*** Opening Records for this task ***

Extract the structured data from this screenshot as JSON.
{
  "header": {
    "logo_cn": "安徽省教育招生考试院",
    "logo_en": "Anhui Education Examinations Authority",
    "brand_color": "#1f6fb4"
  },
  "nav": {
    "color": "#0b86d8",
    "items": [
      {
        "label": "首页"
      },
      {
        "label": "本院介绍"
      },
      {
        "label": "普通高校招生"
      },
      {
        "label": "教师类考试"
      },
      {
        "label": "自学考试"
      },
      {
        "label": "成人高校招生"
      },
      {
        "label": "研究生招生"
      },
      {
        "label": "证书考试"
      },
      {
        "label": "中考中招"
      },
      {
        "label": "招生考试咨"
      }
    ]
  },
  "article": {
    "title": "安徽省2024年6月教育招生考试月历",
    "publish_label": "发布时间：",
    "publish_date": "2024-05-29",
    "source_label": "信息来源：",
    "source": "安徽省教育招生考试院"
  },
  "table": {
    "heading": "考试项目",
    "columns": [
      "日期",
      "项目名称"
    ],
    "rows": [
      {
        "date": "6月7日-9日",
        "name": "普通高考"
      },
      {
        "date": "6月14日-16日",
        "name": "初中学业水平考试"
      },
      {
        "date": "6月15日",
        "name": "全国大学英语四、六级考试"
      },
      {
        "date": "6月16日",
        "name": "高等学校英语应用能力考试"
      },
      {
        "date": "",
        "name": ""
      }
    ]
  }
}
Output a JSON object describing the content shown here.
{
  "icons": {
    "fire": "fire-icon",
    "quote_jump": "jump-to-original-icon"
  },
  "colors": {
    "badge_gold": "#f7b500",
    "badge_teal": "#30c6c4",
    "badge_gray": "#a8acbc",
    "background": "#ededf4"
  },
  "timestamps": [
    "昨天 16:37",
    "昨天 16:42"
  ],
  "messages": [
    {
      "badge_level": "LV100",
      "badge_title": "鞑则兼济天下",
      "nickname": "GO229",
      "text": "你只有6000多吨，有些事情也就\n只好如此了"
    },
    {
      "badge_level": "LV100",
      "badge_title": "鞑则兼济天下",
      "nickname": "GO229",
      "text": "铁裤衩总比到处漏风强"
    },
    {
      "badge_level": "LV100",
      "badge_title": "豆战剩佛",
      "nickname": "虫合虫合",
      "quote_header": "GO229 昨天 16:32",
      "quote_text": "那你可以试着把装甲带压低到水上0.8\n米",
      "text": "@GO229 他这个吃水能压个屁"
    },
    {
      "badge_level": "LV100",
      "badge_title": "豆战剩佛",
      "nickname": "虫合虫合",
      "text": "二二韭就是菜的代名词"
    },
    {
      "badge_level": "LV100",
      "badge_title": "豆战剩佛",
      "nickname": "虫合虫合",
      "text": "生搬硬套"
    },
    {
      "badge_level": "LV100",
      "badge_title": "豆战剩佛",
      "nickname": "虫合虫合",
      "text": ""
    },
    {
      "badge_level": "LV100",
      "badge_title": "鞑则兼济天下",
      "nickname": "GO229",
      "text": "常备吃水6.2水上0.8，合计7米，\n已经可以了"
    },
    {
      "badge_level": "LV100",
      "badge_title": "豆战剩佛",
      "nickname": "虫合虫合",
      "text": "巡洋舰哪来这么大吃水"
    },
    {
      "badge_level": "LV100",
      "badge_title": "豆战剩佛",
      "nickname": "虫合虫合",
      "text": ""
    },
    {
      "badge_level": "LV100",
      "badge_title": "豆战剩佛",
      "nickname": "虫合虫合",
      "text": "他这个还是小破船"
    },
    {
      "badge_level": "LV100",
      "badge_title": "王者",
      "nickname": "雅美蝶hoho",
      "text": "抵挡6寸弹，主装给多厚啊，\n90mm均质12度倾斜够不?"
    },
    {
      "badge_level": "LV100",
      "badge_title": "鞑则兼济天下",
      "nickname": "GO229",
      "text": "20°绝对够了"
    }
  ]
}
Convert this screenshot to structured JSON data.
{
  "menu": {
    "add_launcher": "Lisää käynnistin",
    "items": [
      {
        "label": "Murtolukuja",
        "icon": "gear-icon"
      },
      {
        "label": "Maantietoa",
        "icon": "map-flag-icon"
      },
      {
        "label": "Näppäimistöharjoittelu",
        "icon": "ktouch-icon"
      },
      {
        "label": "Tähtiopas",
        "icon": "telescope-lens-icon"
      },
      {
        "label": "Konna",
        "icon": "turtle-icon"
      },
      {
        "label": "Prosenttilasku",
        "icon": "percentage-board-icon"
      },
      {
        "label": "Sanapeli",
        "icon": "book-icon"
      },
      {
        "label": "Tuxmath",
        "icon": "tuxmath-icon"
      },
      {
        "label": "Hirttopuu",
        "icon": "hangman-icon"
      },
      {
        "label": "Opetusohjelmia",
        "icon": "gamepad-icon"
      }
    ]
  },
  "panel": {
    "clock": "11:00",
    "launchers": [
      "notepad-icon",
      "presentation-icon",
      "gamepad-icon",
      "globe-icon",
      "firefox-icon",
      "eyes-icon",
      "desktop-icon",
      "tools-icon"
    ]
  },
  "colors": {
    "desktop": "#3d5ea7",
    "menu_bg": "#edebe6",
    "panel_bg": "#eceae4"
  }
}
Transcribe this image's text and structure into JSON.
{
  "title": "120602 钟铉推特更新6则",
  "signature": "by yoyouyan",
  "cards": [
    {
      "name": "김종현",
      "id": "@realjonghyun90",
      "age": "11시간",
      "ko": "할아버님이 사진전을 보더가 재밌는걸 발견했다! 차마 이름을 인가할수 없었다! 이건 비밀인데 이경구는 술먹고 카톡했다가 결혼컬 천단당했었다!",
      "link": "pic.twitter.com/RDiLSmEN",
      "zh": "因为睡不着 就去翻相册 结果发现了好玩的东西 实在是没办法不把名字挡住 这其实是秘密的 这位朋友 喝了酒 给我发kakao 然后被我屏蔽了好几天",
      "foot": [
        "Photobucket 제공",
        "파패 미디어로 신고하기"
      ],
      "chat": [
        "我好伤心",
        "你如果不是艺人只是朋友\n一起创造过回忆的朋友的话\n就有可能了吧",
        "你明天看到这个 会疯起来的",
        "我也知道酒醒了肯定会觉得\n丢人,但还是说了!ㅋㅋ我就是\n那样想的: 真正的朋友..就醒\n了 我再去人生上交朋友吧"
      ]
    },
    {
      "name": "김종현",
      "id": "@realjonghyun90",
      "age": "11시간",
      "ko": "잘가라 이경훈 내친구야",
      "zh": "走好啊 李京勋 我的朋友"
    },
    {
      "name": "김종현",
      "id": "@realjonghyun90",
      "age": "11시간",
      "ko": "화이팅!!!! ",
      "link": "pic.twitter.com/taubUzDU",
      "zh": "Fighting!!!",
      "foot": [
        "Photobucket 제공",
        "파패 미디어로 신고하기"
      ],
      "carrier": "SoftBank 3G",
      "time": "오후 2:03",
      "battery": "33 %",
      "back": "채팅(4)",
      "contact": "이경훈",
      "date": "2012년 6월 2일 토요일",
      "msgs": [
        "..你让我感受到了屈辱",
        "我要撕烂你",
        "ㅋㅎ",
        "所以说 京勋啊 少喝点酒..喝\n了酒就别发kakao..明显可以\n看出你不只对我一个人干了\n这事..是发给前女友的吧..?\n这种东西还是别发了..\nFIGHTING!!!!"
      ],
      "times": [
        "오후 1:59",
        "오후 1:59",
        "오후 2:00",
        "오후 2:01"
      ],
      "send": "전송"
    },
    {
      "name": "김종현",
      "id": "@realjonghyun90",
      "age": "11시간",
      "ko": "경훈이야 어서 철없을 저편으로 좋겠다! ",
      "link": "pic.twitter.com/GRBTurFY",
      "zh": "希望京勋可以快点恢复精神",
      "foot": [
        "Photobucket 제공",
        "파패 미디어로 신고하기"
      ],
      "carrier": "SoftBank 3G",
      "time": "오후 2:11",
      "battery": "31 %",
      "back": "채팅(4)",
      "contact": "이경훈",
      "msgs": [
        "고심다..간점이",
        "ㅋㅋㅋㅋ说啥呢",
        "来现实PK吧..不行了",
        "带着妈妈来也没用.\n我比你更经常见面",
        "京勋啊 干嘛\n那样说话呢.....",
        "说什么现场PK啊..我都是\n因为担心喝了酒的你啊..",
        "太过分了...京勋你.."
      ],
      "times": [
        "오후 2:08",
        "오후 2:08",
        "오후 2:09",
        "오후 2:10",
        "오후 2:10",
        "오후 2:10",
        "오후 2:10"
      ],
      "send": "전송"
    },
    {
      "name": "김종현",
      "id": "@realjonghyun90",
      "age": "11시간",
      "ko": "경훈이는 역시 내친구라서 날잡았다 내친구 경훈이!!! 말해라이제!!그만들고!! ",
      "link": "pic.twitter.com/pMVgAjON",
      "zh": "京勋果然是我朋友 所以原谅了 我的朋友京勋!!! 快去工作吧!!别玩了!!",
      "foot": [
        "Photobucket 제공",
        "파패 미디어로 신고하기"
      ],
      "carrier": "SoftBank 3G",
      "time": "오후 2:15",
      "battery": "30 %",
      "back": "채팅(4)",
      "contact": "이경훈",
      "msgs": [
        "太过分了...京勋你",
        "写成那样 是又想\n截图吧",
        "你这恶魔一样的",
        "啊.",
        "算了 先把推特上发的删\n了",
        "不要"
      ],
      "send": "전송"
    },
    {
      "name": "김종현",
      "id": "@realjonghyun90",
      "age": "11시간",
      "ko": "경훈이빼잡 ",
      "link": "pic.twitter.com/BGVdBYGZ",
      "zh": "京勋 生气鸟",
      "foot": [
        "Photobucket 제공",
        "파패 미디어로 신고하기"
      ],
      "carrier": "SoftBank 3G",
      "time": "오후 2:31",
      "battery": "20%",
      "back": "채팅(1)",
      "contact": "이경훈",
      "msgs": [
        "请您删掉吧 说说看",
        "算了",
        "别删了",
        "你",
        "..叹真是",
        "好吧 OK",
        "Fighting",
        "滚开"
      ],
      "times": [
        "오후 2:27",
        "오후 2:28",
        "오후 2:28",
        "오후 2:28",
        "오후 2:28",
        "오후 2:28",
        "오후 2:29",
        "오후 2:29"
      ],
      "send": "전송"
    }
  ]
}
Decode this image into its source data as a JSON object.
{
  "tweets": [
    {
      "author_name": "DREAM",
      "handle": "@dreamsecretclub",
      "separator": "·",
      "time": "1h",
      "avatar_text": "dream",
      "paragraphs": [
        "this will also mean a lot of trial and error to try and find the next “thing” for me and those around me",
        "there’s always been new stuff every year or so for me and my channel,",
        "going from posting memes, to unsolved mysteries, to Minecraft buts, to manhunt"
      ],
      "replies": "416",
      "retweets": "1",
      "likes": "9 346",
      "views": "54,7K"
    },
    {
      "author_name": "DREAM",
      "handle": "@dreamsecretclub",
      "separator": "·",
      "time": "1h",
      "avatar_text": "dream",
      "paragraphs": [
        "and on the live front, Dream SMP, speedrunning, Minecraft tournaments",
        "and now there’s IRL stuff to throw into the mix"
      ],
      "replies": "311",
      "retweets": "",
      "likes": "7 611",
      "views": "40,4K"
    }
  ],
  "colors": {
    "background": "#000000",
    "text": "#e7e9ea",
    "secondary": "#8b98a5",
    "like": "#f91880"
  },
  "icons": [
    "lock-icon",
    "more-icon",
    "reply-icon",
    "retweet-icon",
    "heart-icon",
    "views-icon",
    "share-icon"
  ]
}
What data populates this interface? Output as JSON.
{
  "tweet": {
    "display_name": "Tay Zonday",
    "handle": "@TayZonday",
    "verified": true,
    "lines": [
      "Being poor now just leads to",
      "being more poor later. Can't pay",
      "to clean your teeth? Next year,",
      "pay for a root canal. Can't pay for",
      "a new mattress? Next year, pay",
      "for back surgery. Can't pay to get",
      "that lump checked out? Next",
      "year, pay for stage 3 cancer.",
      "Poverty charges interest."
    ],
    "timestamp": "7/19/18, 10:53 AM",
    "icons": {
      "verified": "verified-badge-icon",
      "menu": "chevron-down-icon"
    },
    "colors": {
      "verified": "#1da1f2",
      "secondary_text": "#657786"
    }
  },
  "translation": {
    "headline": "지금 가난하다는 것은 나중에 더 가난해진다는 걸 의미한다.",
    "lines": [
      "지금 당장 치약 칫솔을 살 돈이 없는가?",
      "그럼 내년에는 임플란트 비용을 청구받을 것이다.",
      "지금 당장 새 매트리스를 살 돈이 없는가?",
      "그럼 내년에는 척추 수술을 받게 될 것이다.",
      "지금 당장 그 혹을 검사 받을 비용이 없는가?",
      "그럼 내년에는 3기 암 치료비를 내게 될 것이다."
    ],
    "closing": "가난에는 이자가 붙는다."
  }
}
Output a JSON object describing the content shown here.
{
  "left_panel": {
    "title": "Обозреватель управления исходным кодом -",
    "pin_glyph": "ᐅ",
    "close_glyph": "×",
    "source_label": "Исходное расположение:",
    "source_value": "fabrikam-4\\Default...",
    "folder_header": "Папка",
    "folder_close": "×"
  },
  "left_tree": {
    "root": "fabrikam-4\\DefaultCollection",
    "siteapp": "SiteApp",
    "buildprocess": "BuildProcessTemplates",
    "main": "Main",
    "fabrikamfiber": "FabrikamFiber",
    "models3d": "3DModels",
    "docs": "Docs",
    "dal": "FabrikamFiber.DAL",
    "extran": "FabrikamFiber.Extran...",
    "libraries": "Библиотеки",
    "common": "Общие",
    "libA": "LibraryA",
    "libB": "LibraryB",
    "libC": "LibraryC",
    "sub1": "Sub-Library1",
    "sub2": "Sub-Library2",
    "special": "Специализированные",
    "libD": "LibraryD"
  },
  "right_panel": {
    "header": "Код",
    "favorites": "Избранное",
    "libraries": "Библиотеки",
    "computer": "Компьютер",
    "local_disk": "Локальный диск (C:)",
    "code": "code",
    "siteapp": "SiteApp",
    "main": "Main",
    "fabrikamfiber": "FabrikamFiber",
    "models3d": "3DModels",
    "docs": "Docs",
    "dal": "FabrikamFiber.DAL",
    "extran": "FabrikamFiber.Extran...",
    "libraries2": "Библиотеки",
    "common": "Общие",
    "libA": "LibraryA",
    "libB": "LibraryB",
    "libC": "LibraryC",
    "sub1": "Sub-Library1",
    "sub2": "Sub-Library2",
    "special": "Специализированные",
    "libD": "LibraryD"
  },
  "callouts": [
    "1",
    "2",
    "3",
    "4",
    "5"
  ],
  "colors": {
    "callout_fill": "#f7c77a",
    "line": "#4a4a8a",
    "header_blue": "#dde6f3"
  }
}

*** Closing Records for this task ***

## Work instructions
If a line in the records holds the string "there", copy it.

## Output of the exercise
        "there’s always been new stuff every year or so for me and my channel,",
        "and now there’s IRL stuff to throw into the mix"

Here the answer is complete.